Is all of the above simply not enough for you? Yeesh, alright! Try this one on for size: Hometown Horror – which debuts October 11 at 10 P.M. ET/PT – takes a closer look at those seemingly idyllic small towns that dot our country to see what really lurks beneath the white picket fences and the copiously mown lawns. The Pigman of Angola, New York is examined as is the specter filled air of Perryville, Kentucky.
If you prefer your paranormal with a little more X-Files and In Search Of and less The Haunting of Hill House and Topper, then The Alaskan Triangle (Premieres October 21 at 10 P.M. ET/PT) might just be for you. This new series examines a swath of Alaska that for years has reported UFO sightings, mysterious disappearances and strange creatures.
Continuing this “orgy of the damned” (special thank you to Tom Holland for that line) is the spic and span, all new show My Horror Story – Premiering October 21 at 11 P.M. ET/PT – where seemingly ordinary folks relate their own encounters with the occult.
Destination Fear (October 26, 10 P.M. ET/PT) is a quasi-Ghost Adventures spin-off that stars Zak Bagan’s former team member Dakota Laden. Here, Laden is on the road trip from hell as he and his sister and their best friend RV it from location to location in search of things that go bump in the night.
Not to be outdone by their good friends over on Ghost Adventures, Haunted Salem: Live is exactly that: A four hour live broadcast on October 4 at 8 P.M. ET/5 P.M. PT that is sort of a paranormal riff off of Scooby’s All-Star Laff-A-Lympics. Featured are such paranormal luminaries as Katrina Weidman (formerly of the much lamented Paranormal Lockdown), Jack Osbourne, Amy Bruni, Adam Berry, Chip Coffey, Dalen Spratt, Juwan Mass, Marcus Harvey, Dave Schrader and Cindy Kaza as they snoop around three of Salem’s most reputedly haunted locations. For four hours. Might want to make a pot of coffee for this one…
In a similar vein in the not-live Witches of Salem (October 6 at 10 P.M. ET/PT) which acts as one part traditional drama and one part documentary; hey, mash those two words together kids and what do you got? That’s right, a docudrama. This series will attempt to recreate the eight month descent into hell that Salem, Massachusetts underwent in the 1700s.

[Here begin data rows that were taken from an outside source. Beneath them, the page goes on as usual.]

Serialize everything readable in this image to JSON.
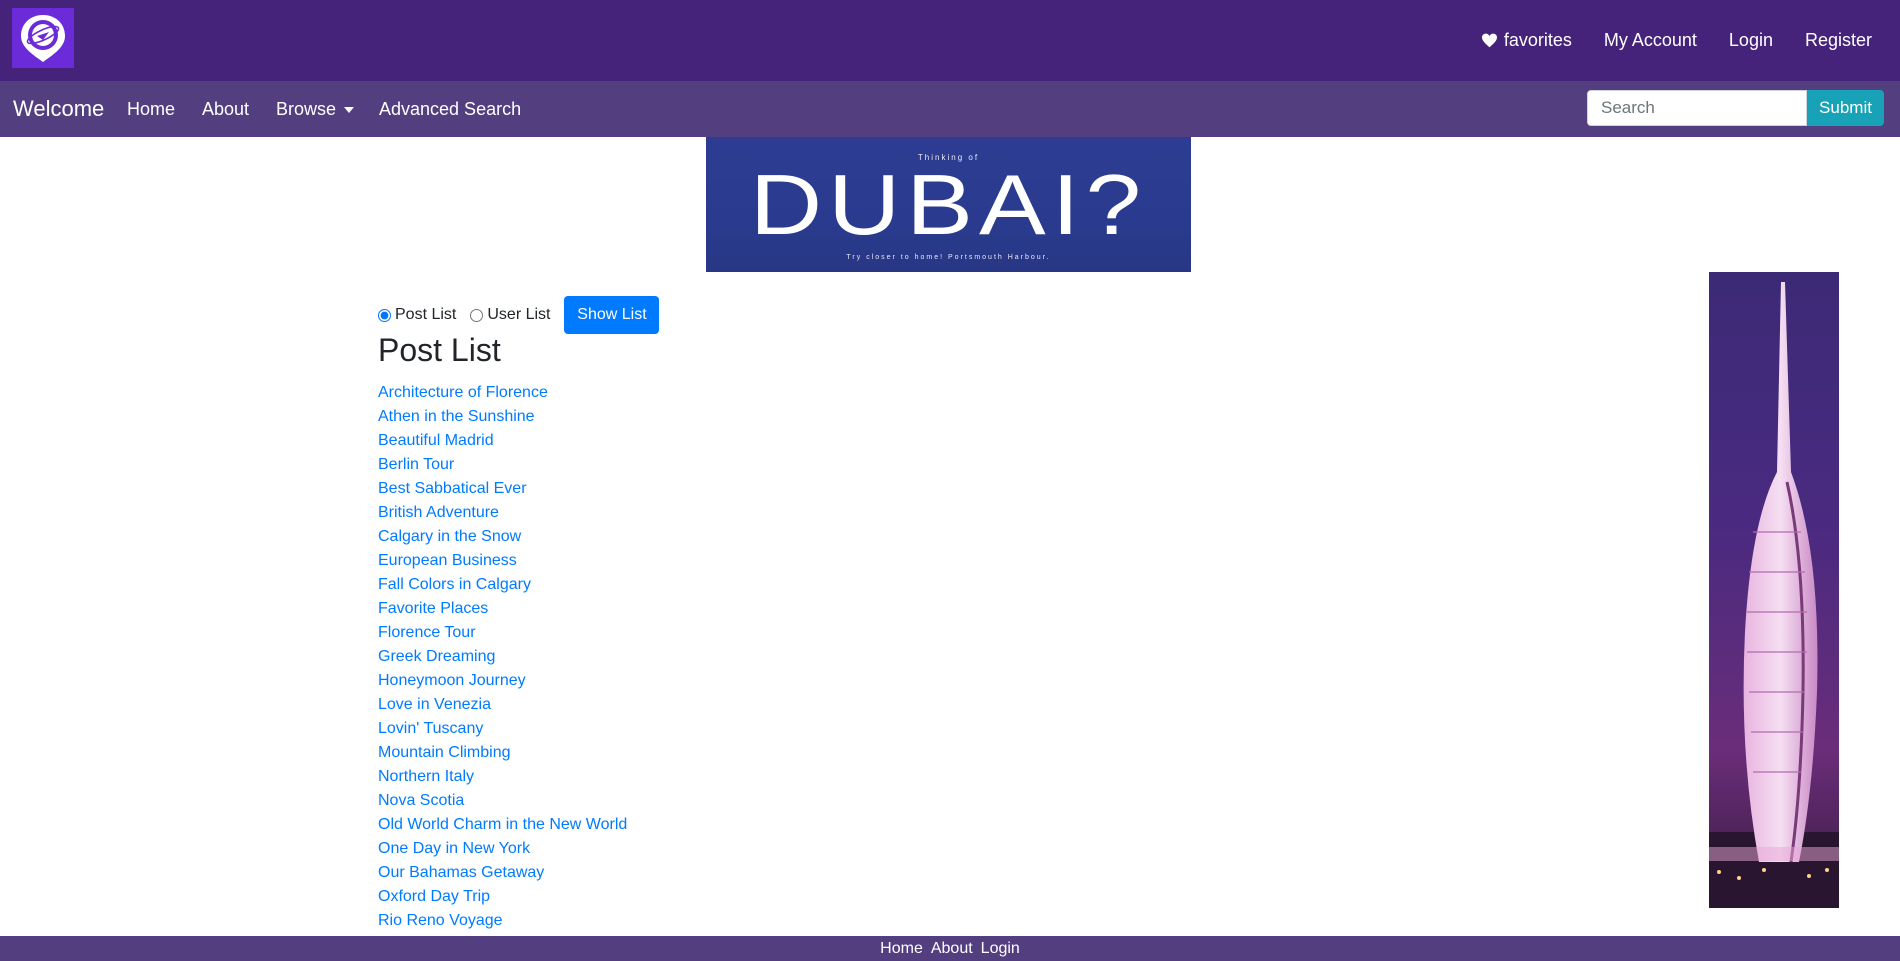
{
  "header": {
    "logo_icon": "globe-pin-icon",
    "links": {
      "favorites": "favorites",
      "favorites_icon": "heart-icon",
      "account": "My Account",
      "login": "Login",
      "register": "Register"
    }
  },
  "navbar": {
    "brand": "Welcome",
    "items": {
      "home": "Home",
      "about": "About",
      "browse": "Browse",
      "advanced": "Advanced Search"
    },
    "search": {
      "placeholder": "Search",
      "value": ""
    },
    "submit": "Submit"
  },
  "ad_banner": {
    "top_line": "Thinking of",
    "headline": "DUBAI?",
    "bottom_line": "Try closer to home! Portsmouth Harbour."
  },
  "list_controls": {
    "options": [
      "Post List",
      "User List"
    ],
    "selected": "Post List",
    "button": "Show List"
  },
  "post_list": {
    "heading": "Post List",
    "items": [
      "Architecture of Florence",
      "Athen in the Sunshine",
      "Beautiful Madrid",
      "Berlin Tour",
      "Best Sabbatical Ever",
      "British Adventure",
      "Calgary in the Snow",
      "European Business",
      "Fall Colors in Calgary",
      "Favorite Places",
      "Florence Tour",
      "Greek Dreaming",
      "Honeymoon Journey",
      "Love in Venezia",
      "Lovin' Tuscany",
      "Mountain Climbing",
      "Northern Italy",
      "Nova Scotia",
      "Old World Charm in the New World",
      "One Day in New York",
      "Our Bahamas Getaway",
      "Oxford Day Trip",
      "Rio Reno Voyage"
    ]
  },
  "footer": {
    "links": [
      "Home",
      "About",
      "Login"
    ]
  },
  "colors": {
    "header_bg": "#46237a",
    "navbar_bg": "#533f80",
    "link": "#007bff",
    "submit": "#17a2b8",
    "primary_button": "#007bff"
  }
}
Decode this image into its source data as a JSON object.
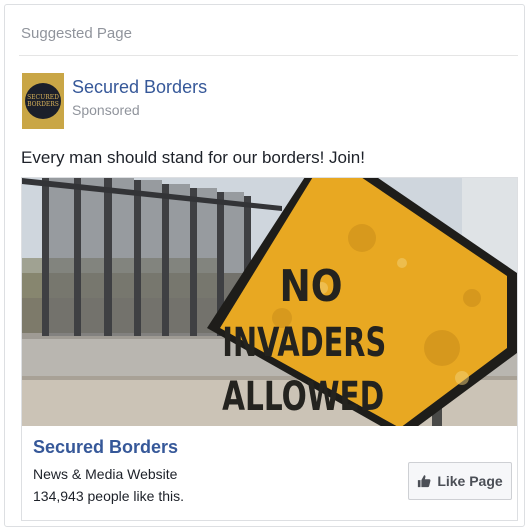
{
  "header": {
    "label": "Suggested Page"
  },
  "page": {
    "name": "Secured Borders",
    "sponsored": "Sponsored",
    "avatar_text": [
      "SECURED",
      "BORDERS"
    ]
  },
  "post": {
    "text": "Every man should stand for our borders! Join!"
  },
  "media": {
    "sign_lines": [
      "NO",
      "INVADERS",
      "ALLOWED"
    ]
  },
  "footer": {
    "title": "Secured Borders",
    "category": "News & Media Website",
    "likes": "134,943 people like this.",
    "like_button": "Like Page"
  },
  "colors": {
    "link": "#365899",
    "muted": "#90949c",
    "sign": "#e8a822"
  },
  "icons": [
    "thumbs-up-icon"
  ]
}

Alright, I told everyone at the beginning of this treatise that Ghostober lasts the entirety of October, so hang in there, I’ve got more shows to pontificate on, starting with the season two premiere of These Woods Are Haunted (October 14, 9 P.M. ET/PT). The perfect show to watch right before that big camping trip with the guys, this creepy show continues its exploration of the supernatural by collecting individuals who share with the camera their own haunting stories. Bring some cheese while watching this one, as the dramatic recreations with actors is award winning goofiness at its best.
Paranormal Survivor (Mondays at 9 P.M. ET/PT in October) returns with new episodes that demand Pat Benatar’s Invincible as its theme song.
Mountain Monsters returns as of October 30 at 9 P.M. ET/PT and if The Beverly Hillbillies and Petticoat Junction are your speed then this is your show. The show follows a determined group of researchers investigating mythical creatures in the Appalachian Mountains. More camo than you can shake a stick at.
Capping Ghostober off is one of the best paranormal investigative shows on the air – The Dead Files. This long running show about a retired New York City detective and a usually on the money psychic teamed up to solve ghostly mysteries returns on October 30 at 9 P.M. ET/PT.
And there you have it fellow Halloween lovers, a packed television schedule meant to indulge your paranormal sweet tooth. Enjoy it all…Trick or Treat!